Brandon

(Current grade D, stated he has earned a C) Checklists were unfinished. Did not ask for help. Other classes to worry about. Not the most intelligent student. Stress. Sports. Other classes add on. Hard to stay on track after other work. Tired. Sleep schedule ruined. Sleep. Hungry. Need more time in a day. More studying.


Me

I love his honesty. I agree with him that shouldn't have a D.  He has a lot of other interests outside of AP and he does complete almost everything I ask him.  He needs sleep.  When he is not too tired, he is great in class. His writing has improved tremendously this year and he is able to make connections to material across time.  I need to find a way to increase student agency in a course that is very rigid.

Joanna

I think I deserve a C because I don't try as hard as I should in and out of class. I feel like I'm behind on a lot of information that my classmates know and I don't know how to catch myself back up. I go into tests thinking I'll do poorly which leads me to not try very hard in the first place. I basically set myself up for failure because I've given up on my grade in the class. I got a two on the AP test last year so I'm not that worried about this year which also isn't a good mindset.

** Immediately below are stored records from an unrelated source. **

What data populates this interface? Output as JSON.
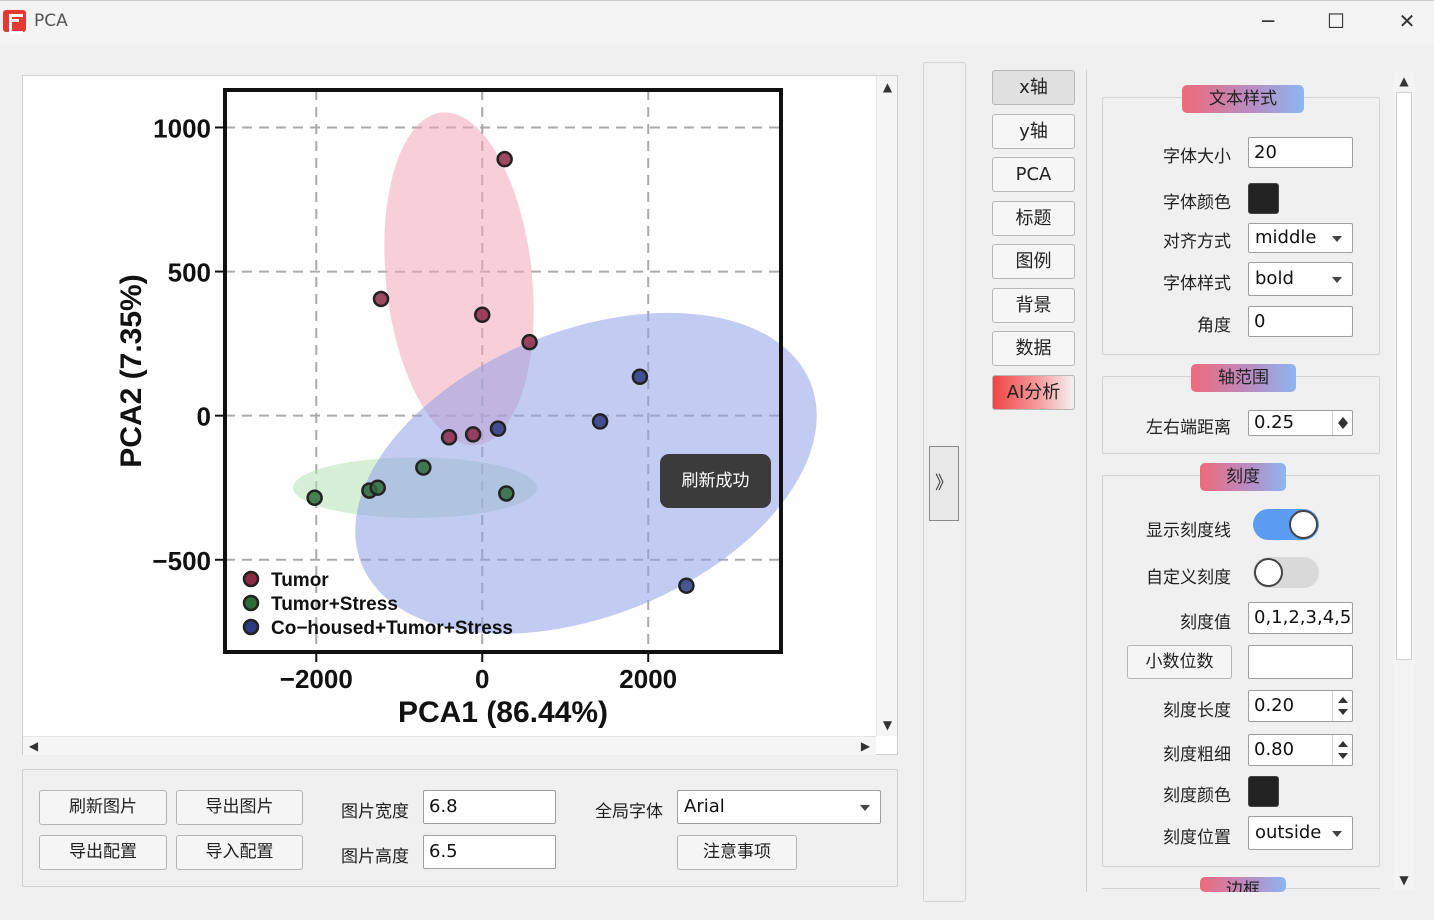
{
  "window": {
    "title": "PCA",
    "minimize": "─",
    "maximize": "☐",
    "close": "✕"
  },
  "chart_data": {
    "type": "scatter",
    "title": "",
    "xlabel": "PCA1 (86.44%)",
    "ylabel": "PCA2 (7.35%)",
    "xlim": [
      -3100,
      3600
    ],
    "ylim": [
      -820,
      1130
    ],
    "xticks": [
      {
        "v": -2000,
        "label": "−2000"
      },
      {
        "v": 0,
        "label": "0"
      },
      {
        "v": 2000,
        "label": "2000"
      }
    ],
    "yticks": [
      {
        "v": 1000,
        "label": "1000"
      },
      {
        "v": 500,
        "label": "500"
      },
      {
        "v": 0,
        "label": "0"
      },
      {
        "v": -500,
        "label": "−500"
      }
    ],
    "grid": true,
    "legend_position": "bottom-left",
    "series": [
      {
        "name": "Tumor",
        "color": "#8b2a45",
        "points": [
          [
            270,
            890
          ],
          [
            -1220,
            405
          ],
          [
            0,
            350
          ],
          [
            570,
            255
          ],
          [
            -400,
            -75
          ],
          [
            -110,
            -65
          ]
        ],
        "ellipse": {
          "cx": -280,
          "cy": 475,
          "rx": 880,
          "ry": 580,
          "angle": -6,
          "fill": "#f3a6b8"
        }
      },
      {
        "name": "Tumor+Stress",
        "color": "#2e6b3a",
        "points": [
          [
            -2020,
            -285
          ],
          [
            -1360,
            -260
          ],
          [
            -1260,
            -250
          ],
          [
            -710,
            -180
          ],
          [
            290,
            -270
          ]
        ],
        "ellipse": {
          "cx": -810,
          "cy": -250,
          "rx": 1470,
          "ry": 105,
          "angle": 0,
          "fill": "#b7e0b6"
        }
      },
      {
        "name": "Co−housed+Tumor+Stress",
        "color": "#2c3a80",
        "points": [
          [
            1900,
            135
          ],
          [
            1420,
            -20
          ],
          [
            190,
            -45
          ],
          [
            2460,
            -590
          ]
        ],
        "ellipse": {
          "cx": 1250,
          "cy": -200,
          "rx": 1720,
          "ry": 840,
          "angle": 68,
          "fill": "#8fa0e8"
        }
      }
    ]
  },
  "toast": "刷新成功",
  "bottom": {
    "refresh": "刷新图片",
    "export_image": "导出图片",
    "export_config": "导出配置",
    "import_config": "导入配置",
    "width_label": "图片宽度",
    "width_value": "6.8",
    "height_label": "图片高度",
    "height_value": "6.5",
    "font_label": "全局字体",
    "font_value": "Arial",
    "notes": "注意事项"
  },
  "collapse_icon": "》",
  "tabs": [
    "x轴",
    "y轴",
    "PCA",
    "标题",
    "图例",
    "背景",
    "数据",
    "AI分析"
  ],
  "text_style": {
    "header": "文本样式",
    "font_size_label": "字体大小",
    "font_size": "20",
    "font_color_label": "字体颜色",
    "font_color": "#222222",
    "align_label": "对齐方式",
    "align": "middle",
    "style_label": "字体样式",
    "style": "bold",
    "angle_label": "角度",
    "angle": "0"
  },
  "axis_range": {
    "header": "轴范围",
    "margin_label": "左右端距离",
    "margin": "0.25"
  },
  "ticks": {
    "header": "刻度",
    "show_label": "显示刻度线",
    "show": true,
    "custom_label": "自定义刻度",
    "custom": false,
    "values_label": "刻度值",
    "values": "0,1,2,3,4,5",
    "decimals_button": "小数位数",
    "decimals": "",
    "length_label": "刻度长度",
    "length": "0.20",
    "width_label": "刻度粗细",
    "width": "0.80",
    "color_label": "刻度颜色",
    "color": "#222222",
    "position_label": "刻度位置",
    "position": "outside"
  },
  "border": {
    "header": "边框"
  },
  "colors": {
    "toggle_on": "#5b9cf2",
    "toggle_off": "#d9d9d9",
    "accent": "#ef4444"
  }
}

Me

I am disappointed in myself for her feelings.  She is a great person and has had a few bumps in the road, which this course is very unforgiving in.  I hate how a score on a test makes someone feel inferior.  Currently, most people validate themselves with external metrics of success.  I wish the pressure wasn't so intense and that grades were not that important.  Furthermore, I wish that it could be more about learning and helping students to find their passion or interest.  I know she has a lot to offer and does amazing work, yet the curent way of me doing things does not always reward that.

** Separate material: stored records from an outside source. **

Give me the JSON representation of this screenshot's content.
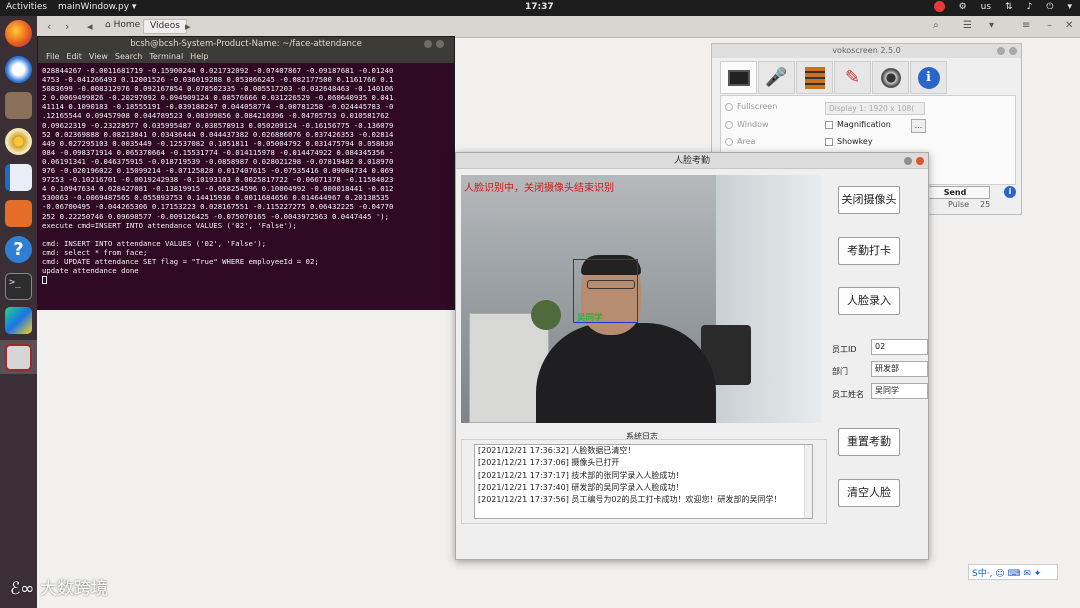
{
  "topbar": {
    "activities": "Activities",
    "app": "mainWindow.py ▾",
    "clock": "17:37",
    "lang": "us",
    "menu_arrow": "▾"
  },
  "files": {
    "back": "‹",
    "forward": "›",
    "home": "Home",
    "videos": "Videos"
  },
  "terminal": {
    "title": "bcsh@bcsh-System-Product-Name: ~/face-attendance",
    "menu": [
      "File",
      "Edit",
      "View",
      "Search",
      "Terminal",
      "Help"
    ],
    "output": "028844267 -0.0011681719 -0.15900244 0.021732092 -0.07407867 -0.09187681 -0.01240\n4753 -0.041266493 0.12001526 -0.036019288 0.053866245 -0.082177500 0.1161766 0.1\n5083699 -0.008312976 0.092167854 0.078502335 -0.005517203 -0.032648463 -0.140106\n2 0.0069499826 -0.20297092 0.094909124 0.08576666 0.031226529 -0.060640935 0.041\n41114 0.1090183 -0.18555191 -0.039188247 0.044058774 -0.00781258 -0.024445783 -0\n.12165544 0.09457908 0.044789523 0.08399856 0.084210396 -0.04705753 0.010581762\n0.09622319 -0.23228577 0.035995487 0.038578913 0.050209124 -0.16156775 -0.136079\n52 0.02369888 0.08213841 0.03436444 0.044437382 0.026886076 0.037426353 -0.02814\n449 0.027295103 0.0035449 -0.12537082 0.1051811 -0.05004792 0.031475794 0.058830\n084 -0.098371914 0.065370664 -0.15531774 -0.014115978 -0.014474922 0.084345356 -\n0.06191341 -0.046375915 -0.018719539 -0.0858987 0.028021298 -0.07819482 0.018970\n976 -0.020196022 0.15099214 -0.07125828 0.017407615 -0.07535416 0.09004734 0.069\n97253 -0.10216701 -0.0019242938 -0.10193103 0.0025817722 -0.06671378 -0.11584023\n4 0.10947634 0.028427081 -0.13819915 -0.058254596 0.10004992 -0.000018441 -0.012\n530063 -0.0069487565 0.055893753 0.14415936 0.0011684656 0.014644967 0.20138535\n-0.06700495 -0.044265306 0.17153223 0.028167551 -0.115227275 0.06432225 -0.04770\n252 0.22250746 0.09698577 -0.009126425 -0.075070165 -0.0043972563 0.0447445 ');\nexecute cmd=INSERT INTO attendance VALUES ('02', 'False');\n\ncmd: INSERT INTO attendance VALUES ('02', 'False');\ncmd: select * from face;\ncmd: UPDATE attendance SET flag = \"True\" WHERE employeeId = 02;\nupdate attendance done\n"
  },
  "voko": {
    "title": "vokoscreen 2.5.0",
    "fullscreen": "Fullscreen",
    "window": "Window",
    "area": "Area",
    "display": "Display 1:  1920 x 108(",
    "magnification": "Magnification",
    "showkey": "Showkey",
    "ellipsis": "...",
    "send": "Send",
    "pulse_label": "Pulse",
    "pulse_value": "25",
    "info": "i"
  },
  "app": {
    "title": "人脸考勤",
    "overlay": "人脸识别中，关闭摄像头结束识别",
    "face_label": "吴同学",
    "buttons": {
      "close_camera": "关闭摄像头",
      "check_in": "考勤打卡",
      "enroll": "人脸录入",
      "reset": "重置考勤",
      "clear": "清空人脸"
    },
    "fields": {
      "id_label": "员工ID",
      "id_value": "02",
      "dept_label": "部门",
      "dept_value": "研发部",
      "name_label": "员工姓名",
      "name_value": "吴同学"
    },
    "log_title": "系统日志",
    "log": [
      "[2021/12/21 17:36:32] 人脸数据已清空！",
      "[2021/12/21 17:37:06] 摄像头已打开",
      "[2021/12/21 17:37:17] 技术部的张同学录入人脸成功！",
      "[2021/12/21 17:37:40] 研发部的吴同学录入人脸成功！",
      "[2021/12/21 17:37:56] 员工编号为02的员工打卡成功！欢迎您！研发部的吴同学！"
    ]
  },
  "watermark": "大数跨境",
  "ime": "S中·, ☺ ⌨ ✉ ✦",
  "colors": {
    "terminal_bg": "#300a24",
    "dock_bg": "#3b2f36",
    "overlay_red": "#d11b1b",
    "face_box": "#1d34d6",
    "face_label": "#18b12b"
  }
}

Elle

I think I deserve a B because I contribute a lot of thoughts to class and although I'm not always right, I always bring forth my best effort and try as hard as I can. I also believe that while I try my best on tests and responses, I think class work and discussions should be counted for a grade as well even if it's small.  I also know that I get distracted a lot but that doesn't really inhibit my learning experience because I usually get back to my work fast. I realize that I have to turn in my assignments on time but overall I do think that a B in the class would best reflect my efforts and general knowledge of the class.

Me

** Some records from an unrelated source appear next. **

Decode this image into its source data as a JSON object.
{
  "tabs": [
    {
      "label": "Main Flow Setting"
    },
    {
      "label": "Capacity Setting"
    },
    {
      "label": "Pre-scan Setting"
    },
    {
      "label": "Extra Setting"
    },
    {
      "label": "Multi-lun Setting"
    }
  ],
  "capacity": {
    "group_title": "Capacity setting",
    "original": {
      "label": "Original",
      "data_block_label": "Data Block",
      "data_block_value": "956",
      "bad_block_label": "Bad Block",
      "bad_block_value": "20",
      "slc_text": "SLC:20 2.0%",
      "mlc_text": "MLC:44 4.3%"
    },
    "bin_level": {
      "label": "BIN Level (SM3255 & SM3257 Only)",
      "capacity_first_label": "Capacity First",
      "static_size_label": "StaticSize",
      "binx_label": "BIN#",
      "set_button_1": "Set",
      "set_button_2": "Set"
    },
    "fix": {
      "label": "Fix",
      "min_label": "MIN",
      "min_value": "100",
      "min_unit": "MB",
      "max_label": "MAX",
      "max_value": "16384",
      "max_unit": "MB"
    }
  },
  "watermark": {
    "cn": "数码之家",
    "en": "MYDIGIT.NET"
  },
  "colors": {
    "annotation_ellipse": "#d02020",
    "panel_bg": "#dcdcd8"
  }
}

A recurring comment I read was how they are distracted.    must be harping on them to stay attentive in class.  I feel that the students are almost always on task and I am really proud of them.  It is interesting to read how they want more class work to count in the grade book.  I have never done that and I am not sure if it would get the effect they want.

Reflection and Impact:

First, I need to frequently tell my students I care about their well being and how amazing they are.  They put enormous amounts of time in accomplishing tasks for the course, I just want them to know that I see their time commitment.

Next steps
: I want to ask students more frequently to assess their ability. Start earlier in the year.  Ideally, I like the idea of me not assigning the final grade, but rather the students doing it. Alsa, I am not there yet. I want students to be reflective and give me insight on what they need and what I am doing that creates conditions to help them.  I am going to ask them the same question again before the semester ends and I hope they view themselves better.  I was happy to read their insights and feedback on the process.  I am glad I did it and looking forward to seeing what it will look like next year when I start the process earlier.

Read week thiry-one here. 

Tuesday, April 3, 2018

Learning Moment at Elk Grove

By Mark Heintz

How do we define learning at Elk Grove? 

Schools are centers of learning.  Each day, the people who walk through the halls of Elk Grove learn, connect with others, and share.  However, much of the learning that takes places goes undocumented; it is not document or shared.  As a community, let us take a moment and connect with one such learning moment in hopes to share a common vision of learning and grow together.  



If you have a learning moment you would like to share with the larger community at Elk Grove, email your request to Mark.Heintz@d214.org